One of the biggest challenges in the integrity food space is walk that matches talk. Talk is cheap and easy; walk is expensive and difficult.
Our farm supplies about 50 restaurants, all of whom fall on some sort of continuum between charlatan and true blue. Several years ago we got so frustrated with the green washing (that's calling yourself green but not really doing anything with it) that we began posting what our restaurants purchased so people who saw our name on the chalk board in the establishment could have verification on our website. The backlash from restaurants was so threatening that we discontinued it: "You're not going to be my policeman!" the chefs angrily responded.
Too many buy a little bit from local and integrity farmers but then get most things from the industrial Sysco truck. That's just the nasty truth of the supposedly integrity food business. Buy enough to put the farm name up on the marquee, but then get most from conventional industrial sources. I'd say in general the restaurants our farm supplies are above average, but I couldn't prove it.

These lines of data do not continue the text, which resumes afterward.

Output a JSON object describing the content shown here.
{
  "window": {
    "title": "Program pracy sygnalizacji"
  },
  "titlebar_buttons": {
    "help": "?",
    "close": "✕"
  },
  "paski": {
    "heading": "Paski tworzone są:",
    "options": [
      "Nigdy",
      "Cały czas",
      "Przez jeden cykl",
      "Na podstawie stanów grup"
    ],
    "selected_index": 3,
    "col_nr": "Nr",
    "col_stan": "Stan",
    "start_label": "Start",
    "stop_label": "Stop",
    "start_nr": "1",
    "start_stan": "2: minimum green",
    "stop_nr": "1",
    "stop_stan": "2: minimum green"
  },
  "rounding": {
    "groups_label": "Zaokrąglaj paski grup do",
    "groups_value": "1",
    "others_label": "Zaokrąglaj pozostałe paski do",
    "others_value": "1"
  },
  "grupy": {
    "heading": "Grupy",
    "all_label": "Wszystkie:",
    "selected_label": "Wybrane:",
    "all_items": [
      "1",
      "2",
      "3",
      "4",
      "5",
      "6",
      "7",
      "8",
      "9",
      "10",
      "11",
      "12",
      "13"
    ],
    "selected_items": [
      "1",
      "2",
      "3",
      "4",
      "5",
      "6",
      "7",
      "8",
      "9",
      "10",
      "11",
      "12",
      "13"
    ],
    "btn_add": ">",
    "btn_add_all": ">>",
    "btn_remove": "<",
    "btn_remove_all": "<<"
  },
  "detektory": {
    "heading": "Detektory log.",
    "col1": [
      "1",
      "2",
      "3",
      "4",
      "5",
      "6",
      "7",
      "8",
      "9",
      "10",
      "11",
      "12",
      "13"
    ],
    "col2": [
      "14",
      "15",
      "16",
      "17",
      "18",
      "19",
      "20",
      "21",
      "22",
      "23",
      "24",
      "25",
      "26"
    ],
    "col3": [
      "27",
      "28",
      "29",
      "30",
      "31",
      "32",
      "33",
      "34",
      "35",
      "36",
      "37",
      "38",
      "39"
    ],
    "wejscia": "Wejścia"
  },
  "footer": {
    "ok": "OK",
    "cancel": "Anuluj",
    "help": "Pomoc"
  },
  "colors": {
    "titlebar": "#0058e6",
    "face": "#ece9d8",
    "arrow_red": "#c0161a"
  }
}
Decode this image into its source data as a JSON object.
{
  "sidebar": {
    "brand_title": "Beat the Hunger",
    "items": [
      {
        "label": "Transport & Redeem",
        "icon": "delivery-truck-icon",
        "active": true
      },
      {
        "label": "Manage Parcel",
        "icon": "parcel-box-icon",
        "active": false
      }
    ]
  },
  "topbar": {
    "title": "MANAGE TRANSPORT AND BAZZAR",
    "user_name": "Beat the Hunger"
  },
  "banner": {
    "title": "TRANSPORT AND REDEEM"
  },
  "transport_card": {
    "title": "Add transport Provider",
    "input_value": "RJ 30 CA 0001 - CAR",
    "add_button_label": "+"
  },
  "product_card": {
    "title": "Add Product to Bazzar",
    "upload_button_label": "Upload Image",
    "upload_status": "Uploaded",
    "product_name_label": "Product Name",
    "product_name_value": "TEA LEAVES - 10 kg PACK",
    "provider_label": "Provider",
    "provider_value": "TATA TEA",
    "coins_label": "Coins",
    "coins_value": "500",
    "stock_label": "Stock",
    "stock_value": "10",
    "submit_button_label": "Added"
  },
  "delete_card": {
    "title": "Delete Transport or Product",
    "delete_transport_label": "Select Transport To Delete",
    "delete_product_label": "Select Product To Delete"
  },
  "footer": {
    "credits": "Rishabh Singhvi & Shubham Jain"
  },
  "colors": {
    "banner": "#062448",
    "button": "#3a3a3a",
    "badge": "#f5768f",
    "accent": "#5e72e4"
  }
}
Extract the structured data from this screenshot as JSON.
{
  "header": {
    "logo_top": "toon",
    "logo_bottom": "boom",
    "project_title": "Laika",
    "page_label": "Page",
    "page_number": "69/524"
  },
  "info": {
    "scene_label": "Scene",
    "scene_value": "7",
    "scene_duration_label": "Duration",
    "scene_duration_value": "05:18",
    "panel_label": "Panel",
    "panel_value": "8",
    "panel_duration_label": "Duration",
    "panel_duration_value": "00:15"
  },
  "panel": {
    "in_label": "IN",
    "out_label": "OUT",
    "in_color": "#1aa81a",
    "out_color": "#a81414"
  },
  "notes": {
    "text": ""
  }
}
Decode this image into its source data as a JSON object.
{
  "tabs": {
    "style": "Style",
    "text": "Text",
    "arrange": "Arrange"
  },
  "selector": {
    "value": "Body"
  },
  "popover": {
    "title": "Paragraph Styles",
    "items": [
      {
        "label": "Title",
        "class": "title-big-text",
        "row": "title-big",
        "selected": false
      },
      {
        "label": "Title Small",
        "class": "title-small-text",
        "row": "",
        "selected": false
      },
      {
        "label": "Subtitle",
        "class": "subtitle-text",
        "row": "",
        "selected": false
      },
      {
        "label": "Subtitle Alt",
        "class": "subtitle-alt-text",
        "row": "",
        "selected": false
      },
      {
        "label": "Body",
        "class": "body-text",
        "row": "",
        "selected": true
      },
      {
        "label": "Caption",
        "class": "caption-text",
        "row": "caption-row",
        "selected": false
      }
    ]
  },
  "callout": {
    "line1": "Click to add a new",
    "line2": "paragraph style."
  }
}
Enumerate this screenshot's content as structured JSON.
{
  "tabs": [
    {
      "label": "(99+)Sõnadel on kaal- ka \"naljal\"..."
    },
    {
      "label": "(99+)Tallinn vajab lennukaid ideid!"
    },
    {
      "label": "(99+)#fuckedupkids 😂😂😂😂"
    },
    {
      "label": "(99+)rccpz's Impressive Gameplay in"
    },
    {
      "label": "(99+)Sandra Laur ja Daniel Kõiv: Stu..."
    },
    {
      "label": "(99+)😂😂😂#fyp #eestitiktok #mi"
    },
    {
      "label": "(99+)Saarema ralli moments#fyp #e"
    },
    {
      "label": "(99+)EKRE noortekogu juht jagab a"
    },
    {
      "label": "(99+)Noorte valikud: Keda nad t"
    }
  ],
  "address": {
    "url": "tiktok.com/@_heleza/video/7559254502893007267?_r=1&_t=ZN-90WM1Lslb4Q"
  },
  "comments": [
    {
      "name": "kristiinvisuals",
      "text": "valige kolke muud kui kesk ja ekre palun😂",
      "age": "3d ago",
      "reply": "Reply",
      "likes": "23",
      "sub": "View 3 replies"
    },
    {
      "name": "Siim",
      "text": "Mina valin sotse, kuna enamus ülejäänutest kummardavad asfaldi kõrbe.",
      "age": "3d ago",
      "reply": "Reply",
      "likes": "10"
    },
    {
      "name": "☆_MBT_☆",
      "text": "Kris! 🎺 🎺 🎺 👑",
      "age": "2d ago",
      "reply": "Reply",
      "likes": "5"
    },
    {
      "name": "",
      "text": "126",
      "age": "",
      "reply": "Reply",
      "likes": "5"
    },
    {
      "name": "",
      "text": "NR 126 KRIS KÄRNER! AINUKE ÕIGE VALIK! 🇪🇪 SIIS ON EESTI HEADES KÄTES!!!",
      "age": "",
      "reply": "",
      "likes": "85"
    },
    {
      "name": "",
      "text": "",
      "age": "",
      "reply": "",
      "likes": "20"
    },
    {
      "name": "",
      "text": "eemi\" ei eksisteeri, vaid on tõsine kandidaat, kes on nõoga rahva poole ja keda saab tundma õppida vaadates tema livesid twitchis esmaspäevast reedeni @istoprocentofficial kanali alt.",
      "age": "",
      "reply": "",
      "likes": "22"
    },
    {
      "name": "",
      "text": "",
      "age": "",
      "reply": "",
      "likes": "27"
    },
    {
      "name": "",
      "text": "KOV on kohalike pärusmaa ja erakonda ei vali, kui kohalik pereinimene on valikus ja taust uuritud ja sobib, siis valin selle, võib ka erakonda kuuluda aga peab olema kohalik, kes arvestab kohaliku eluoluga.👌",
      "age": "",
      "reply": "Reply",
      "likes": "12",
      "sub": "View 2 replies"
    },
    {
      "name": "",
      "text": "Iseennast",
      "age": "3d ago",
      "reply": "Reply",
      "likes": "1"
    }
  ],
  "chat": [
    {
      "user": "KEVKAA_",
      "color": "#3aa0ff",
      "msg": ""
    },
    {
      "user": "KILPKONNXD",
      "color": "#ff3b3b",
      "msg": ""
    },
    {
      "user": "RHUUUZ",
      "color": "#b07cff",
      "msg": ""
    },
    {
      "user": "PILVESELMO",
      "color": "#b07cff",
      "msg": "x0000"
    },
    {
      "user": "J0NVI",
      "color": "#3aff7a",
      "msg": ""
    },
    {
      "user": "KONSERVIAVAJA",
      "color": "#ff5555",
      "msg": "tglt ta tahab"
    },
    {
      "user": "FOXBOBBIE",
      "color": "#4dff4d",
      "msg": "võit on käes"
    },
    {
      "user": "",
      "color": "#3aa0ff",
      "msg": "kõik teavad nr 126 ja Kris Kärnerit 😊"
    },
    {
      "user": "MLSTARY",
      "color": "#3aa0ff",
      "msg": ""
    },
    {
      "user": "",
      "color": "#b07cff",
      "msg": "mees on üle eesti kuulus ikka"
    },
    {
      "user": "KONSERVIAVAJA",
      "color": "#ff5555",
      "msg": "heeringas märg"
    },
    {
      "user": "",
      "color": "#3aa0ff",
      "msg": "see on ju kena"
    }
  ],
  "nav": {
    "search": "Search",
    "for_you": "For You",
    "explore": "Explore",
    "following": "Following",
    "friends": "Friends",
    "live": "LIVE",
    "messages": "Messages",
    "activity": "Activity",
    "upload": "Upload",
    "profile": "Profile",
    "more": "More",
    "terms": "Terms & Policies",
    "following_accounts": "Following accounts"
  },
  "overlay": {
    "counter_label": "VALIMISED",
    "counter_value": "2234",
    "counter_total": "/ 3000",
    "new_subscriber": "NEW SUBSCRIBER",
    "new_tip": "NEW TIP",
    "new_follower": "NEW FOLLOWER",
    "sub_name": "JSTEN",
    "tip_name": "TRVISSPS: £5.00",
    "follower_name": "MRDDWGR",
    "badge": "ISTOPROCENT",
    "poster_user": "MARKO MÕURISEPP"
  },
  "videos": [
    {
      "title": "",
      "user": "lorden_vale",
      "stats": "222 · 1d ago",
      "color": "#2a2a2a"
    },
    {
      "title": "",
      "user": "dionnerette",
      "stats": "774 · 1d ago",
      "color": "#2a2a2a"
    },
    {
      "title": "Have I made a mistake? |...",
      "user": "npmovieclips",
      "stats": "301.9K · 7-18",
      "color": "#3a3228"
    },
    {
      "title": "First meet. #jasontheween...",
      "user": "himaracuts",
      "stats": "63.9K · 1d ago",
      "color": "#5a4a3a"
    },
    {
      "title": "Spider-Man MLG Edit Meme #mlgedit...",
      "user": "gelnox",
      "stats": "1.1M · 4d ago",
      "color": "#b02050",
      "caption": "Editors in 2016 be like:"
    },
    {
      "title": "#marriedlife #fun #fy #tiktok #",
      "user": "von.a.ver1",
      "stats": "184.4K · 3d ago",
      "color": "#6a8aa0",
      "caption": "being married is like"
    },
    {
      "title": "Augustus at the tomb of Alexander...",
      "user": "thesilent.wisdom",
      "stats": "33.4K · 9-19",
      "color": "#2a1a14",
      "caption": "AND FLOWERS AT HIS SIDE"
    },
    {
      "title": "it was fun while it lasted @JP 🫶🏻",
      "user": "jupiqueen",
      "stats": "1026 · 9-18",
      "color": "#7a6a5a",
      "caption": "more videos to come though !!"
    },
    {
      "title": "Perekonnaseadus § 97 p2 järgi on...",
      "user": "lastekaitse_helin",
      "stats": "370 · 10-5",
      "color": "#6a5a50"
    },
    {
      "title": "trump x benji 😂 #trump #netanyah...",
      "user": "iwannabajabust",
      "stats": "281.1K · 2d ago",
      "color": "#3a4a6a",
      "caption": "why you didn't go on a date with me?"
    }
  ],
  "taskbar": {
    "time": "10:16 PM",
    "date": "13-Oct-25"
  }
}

So it is with great pleasure and honor that I get to applaud one that's all in, and a recent convert, I might add: Primo Family Restaurant in Alexandria, Virginia, just outside Washington D.C. Owned by the Jim Nicopolous family, this 25-year Greek restaurant has become a true blue powerhouse in the greater D.C. area. As we say around here, "they've drunk the Kool-aid."
You can always tell when a restaurant makes the commitment to honesty because their orders go through the roof. Look, it doesn't take a rocket scientist to figure out that an 80-seat restaurant serves more than 10 chickens a week or 20 pounds of pork or 10 dozen eggs. To be sure, as farmers we're glad for every order, regardless of size. And some local-oriented restaurants are quite small. But having been in this business for decades, we have a pretty good sense of volume. We know what it takes to keep the lights on, how many covers get prepared each day, and sometimes the volume in compared to the covers is offensive to the notion that the walk is consistent with the talk.
Monday, Jan. 21 Teresa and I will be at Primo Family Restaurant, meeting and greeting patrons and explaining our farming techniques along with owner-chef Jim. These folks are buying whole cows, whole hogs, tons of chickens. I mean, this one restaurant could keep a farm like ours in business. That's the power of one that truly jumps all in for walk-talk consistency.
If I've heard it once, I've heard it a hundred times: "but my price points won't let me do it." A restaurant expense budget is divided in thirds: ingredients, overhead, labor. Ingredient prices can double and only increase the cost of a plate by 25 percent. To put that in perspective, a dinner that sells for $20 will normally be divided this way: $5 ingredient; $5 overhead; $5 labor; $5 profit. If you double ingredients to $10, you've only added $5 to the plate so it moves from $20 to $25. I don't know anyone who would balk at a $5 upcharge to have the best ingredients in the world and enjoy participating in a restaurant's commitment to go all in.
When the army says they're "looking for a few good men," I say "we're looking for a few good restaurants." Patronizing pastured meat products from local sources is one of the litmus tests for a restaurant's commitment to integrity. I'd like to call out the most blatant charlatans we've dealt with, but this is a blog about a winner, and I hope everyone who can will patronize Primo Family Restaurant in Alexandria. Tell Jim I sent you.
Another true blue is Ivy Inn near Charlottesville. I'll post about them another day.
As a patron, how do you know if a restaurant is true blue?